According to a University of Scranton Journal of Clinical Psychology study, 92% of Americans fail to keep their New Year’s resolution. The reason is simple: the advent of another year conjures images of newness and change within us, but our learned behaviors cause us to fall back into our old routine. With 2014 only a few weeks away, you may be considering making yet another next-to-impossible-to-keep resolution. But instead of signing yourself up for another doomed mission, why not strategically seek to make a lasting change in your life?
The top six New Year’s goals that Americans list are as follow: lose weight, get organized, spend less money, enjoy life more, stay fit and healthy, and learn something exciting. Although these are admirable goals, the reason they fail is because they are too vague. It sounds great to say you want to lose weight, but without a practical roadmap such a goal will quickly fall by the wayside.
The surefire way to guarantee that you will be able to keep your resolutions is through having clear, measurable goals in mind.
1 – Lose Weight

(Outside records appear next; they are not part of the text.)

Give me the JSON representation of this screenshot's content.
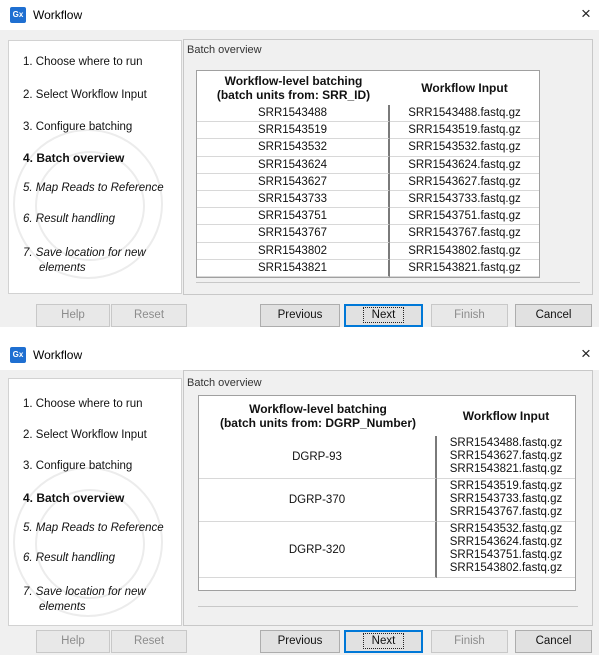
{
  "window": {
    "title": "Workflow",
    "app_icon": "Gx",
    "close": "×"
  },
  "steps": [
    {
      "label": "1.  Choose where to run",
      "state": "normal"
    },
    {
      "label": "2.  Select Workflow Input",
      "state": "normal"
    },
    {
      "label": "3.  Configure batching",
      "state": "normal"
    },
    {
      "label": "4.  Batch overview",
      "state": "active"
    },
    {
      "label": "5.  Map Reads to Reference",
      "state": "italic"
    },
    {
      "label": "6.  Result handling",
      "state": "italic"
    },
    {
      "label": "7.  Save location for new elements",
      "state": "italic"
    }
  ],
  "panel_label": "Batch overview",
  "dialog1": {
    "col1_header": "Workflow-level batching (batch units from: SRR_ID)",
    "col1_line1": "Workflow-level batching",
    "col1_line2": "(batch units from: SRR_ID)",
    "col2_header": "Workflow Input",
    "rows": [
      {
        "id": "SRR1543488",
        "input": "SRR1543488.fastq.gz"
      },
      {
        "id": "SRR1543519",
        "input": "SRR1543519.fastq.gz"
      },
      {
        "id": "SRR1543532",
        "input": "SRR1543532.fastq.gz"
      },
      {
        "id": "SRR1543624",
        "input": "SRR1543624.fastq.gz"
      },
      {
        "id": "SRR1543627",
        "input": "SRR1543627.fastq.gz"
      },
      {
        "id": "SRR1543733",
        "input": "SRR1543733.fastq.gz"
      },
      {
        "id": "SRR1543751",
        "input": "SRR1543751.fastq.gz"
      },
      {
        "id": "SRR1543767",
        "input": "SRR1543767.fastq.gz"
      },
      {
        "id": "SRR1543802",
        "input": "SRR1543802.fastq.gz"
      },
      {
        "id": "SRR1543821",
        "input": "SRR1543821.fastq.gz"
      }
    ]
  },
  "dialog2": {
    "col1_line1": "Workflow-level batching",
    "col1_line2": "(batch units from: DGRP_Number)",
    "col2_header": "Workflow Input",
    "groups": [
      {
        "id": "DGRP-93",
        "inputs": [
          "SRR1543488.fastq.gz",
          "SRR1543627.fastq.gz",
          "SRR1543821.fastq.gz"
        ]
      },
      {
        "id": "DGRP-370",
        "inputs": [
          "SRR1543519.fastq.gz",
          "SRR1543733.fastq.gz",
          "SRR1543767.fastq.gz"
        ]
      },
      {
        "id": "DGRP-320",
        "inputs": [
          "SRR1543532.fastq.gz",
          "SRR1543624.fastq.gz",
          "SRR1543751.fastq.gz",
          "SRR1543802.fastq.gz"
        ]
      }
    ]
  },
  "buttons": {
    "help": "Help",
    "reset": "Reset",
    "previous": "Previous",
    "next": "Next",
    "finish": "Finish",
    "cancel": "Cancel"
  },
  "colors": {
    "accent": "#0078d7",
    "app_icon": "#1f6fd1"
  }
}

This is the #1 most popular New Year’s resolution that Americans list. It quickly falls by the wayside, though, because we easily fall back into our old habits and routines. Plus, there’s just so many great foods to enjoy during the holiday season! Instead of making a vague goal of “losing weight,” seek to make your goals more concrete. What is your desired weight? What type of exercise routine are you going to implement each day? What types of food are you going to stop eating? What types of foods are you going to start eating? Will you join Weight Watchers or another support group? Consider making a month-by-month checklist of goals. This makes the goal more doable than simply hoping you’ll be 40 pounds lighter by this time next year.
2 – Get organized

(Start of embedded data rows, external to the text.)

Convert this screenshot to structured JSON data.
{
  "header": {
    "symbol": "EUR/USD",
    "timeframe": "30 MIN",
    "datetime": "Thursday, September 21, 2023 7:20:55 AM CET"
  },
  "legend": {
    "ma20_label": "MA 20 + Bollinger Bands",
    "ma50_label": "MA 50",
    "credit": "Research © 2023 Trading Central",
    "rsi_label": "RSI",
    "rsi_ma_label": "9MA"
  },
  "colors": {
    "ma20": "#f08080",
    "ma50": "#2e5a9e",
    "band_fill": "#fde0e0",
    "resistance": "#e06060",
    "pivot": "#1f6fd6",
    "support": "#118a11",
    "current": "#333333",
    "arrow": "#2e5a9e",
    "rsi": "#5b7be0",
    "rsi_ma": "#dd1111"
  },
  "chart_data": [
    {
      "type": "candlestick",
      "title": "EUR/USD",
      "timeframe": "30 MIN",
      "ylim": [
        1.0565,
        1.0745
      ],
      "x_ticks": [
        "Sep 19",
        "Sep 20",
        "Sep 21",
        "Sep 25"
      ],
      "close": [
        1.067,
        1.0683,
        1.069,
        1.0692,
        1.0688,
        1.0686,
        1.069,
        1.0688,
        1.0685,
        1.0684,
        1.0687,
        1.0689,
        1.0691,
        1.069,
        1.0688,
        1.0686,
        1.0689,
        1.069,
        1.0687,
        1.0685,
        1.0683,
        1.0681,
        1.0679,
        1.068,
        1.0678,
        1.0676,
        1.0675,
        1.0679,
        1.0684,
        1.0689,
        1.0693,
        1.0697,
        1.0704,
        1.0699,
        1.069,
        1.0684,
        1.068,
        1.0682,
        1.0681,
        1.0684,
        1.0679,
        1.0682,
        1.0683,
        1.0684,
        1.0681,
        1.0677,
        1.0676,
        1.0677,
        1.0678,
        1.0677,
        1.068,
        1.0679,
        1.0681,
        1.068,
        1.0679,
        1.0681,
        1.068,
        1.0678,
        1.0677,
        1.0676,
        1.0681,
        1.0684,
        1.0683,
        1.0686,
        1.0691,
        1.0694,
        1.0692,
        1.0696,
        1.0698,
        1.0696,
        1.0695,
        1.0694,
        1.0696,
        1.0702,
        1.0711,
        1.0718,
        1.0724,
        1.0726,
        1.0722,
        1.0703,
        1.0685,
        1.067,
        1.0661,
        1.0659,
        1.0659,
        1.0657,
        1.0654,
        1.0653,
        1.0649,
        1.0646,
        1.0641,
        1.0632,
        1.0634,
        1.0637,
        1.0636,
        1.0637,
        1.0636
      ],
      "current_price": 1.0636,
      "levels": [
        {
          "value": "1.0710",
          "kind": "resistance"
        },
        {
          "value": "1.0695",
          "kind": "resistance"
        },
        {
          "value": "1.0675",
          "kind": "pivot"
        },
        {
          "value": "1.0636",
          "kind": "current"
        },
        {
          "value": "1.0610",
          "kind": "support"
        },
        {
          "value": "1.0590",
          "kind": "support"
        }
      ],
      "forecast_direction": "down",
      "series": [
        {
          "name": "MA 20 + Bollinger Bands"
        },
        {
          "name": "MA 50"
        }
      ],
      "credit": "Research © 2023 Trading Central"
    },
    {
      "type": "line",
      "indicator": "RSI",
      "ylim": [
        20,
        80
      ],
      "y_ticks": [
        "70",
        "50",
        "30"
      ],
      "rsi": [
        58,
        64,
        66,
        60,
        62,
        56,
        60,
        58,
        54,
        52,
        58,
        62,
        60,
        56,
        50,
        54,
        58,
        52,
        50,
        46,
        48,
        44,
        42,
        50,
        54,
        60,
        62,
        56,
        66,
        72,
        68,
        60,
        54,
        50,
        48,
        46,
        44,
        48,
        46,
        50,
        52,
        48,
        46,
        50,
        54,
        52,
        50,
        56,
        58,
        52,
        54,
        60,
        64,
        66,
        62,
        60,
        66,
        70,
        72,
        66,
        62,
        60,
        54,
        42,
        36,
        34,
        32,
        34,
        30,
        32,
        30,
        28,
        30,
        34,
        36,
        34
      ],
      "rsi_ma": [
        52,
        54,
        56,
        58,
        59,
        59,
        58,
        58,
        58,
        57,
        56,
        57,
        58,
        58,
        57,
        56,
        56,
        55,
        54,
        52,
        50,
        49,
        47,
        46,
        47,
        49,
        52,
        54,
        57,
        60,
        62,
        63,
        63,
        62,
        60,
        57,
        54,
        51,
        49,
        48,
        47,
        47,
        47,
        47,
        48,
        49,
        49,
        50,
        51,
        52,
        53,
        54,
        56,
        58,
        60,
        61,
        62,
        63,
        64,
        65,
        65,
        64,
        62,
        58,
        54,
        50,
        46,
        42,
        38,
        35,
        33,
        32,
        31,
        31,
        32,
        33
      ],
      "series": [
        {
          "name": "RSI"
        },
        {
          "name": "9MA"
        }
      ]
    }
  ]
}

This is another admirable goal, but it suffers from the lack vagueness. So start asking yourself some specific questions. What do you want to organize: your house, your car, your schedule, your garage? Write down specific goals for how you want to get organized. Do you need a better household cleaning schedule? Do you need to get rid of the extra junk in your garage? Plan how exactly how you will become organized.
3 – Spend less money

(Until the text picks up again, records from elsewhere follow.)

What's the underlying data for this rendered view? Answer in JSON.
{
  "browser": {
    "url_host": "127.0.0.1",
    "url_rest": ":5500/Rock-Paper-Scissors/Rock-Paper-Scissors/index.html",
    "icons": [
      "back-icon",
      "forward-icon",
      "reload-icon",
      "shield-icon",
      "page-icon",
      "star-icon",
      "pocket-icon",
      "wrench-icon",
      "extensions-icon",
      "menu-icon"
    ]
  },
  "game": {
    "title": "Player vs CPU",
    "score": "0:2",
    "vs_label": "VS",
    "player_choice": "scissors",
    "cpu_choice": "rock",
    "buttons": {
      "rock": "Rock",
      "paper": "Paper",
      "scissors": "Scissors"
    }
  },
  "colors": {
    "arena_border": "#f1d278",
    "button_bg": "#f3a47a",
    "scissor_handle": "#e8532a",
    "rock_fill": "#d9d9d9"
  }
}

Consider using a financial planning service such as Mint.com in order to figure out how much you’re spending on items each month. Next, make a desired budget for various items (rent, food, gas, insurance, etc.) and be serious about sticking to it. Keeping a close eye on your budget will enable you to spend less money and say no to things you don’t really need.
4 – Enjoy Life More
Figure out how you want to enjoy life more. Do you want to spend more time with family and friends? Do you want to go on a hiking or camping trip? Do you want to volunteer with a local charity? What, exactly, will enable you to enjoy life more, and how can you go about implementing this?
5 – Stay fit and healthy
Do you need to change your eating and exercise habits? Do you need to get more sleep each night? Should you be taking daily vitamin supplements? Are you interested in running a marathon? Should you stop buying soda and begin shopping at Whole Foods instead? What is your definition of being “fit and healthy,” and what are the practical steps you can take to get there?
6 – Learn Something Exciting
Do you want to take a class? Join a group or club centered around your favorite hobby? Get a magazine subscription or library card so you can read something new each month? Make measurable goals to make sure you are actually achieving your goals.
Spend a few minutes today thinking about what goals you have and the measurable steps you can take to get there. Write down your goals, since that increases the likelihood of keeping them. It takes 21 days to make something a habit, so in the beginning you will have to be incredibly intentional about implementing these new lifestyle changes. If you’re able to do this for the first month or two, though, it will soon become second-nature. That is the true way to create positive change in your life—not through a vague New Year’s resolution but through clear goals and conscious effort.
Peter Jones writes about technology and science.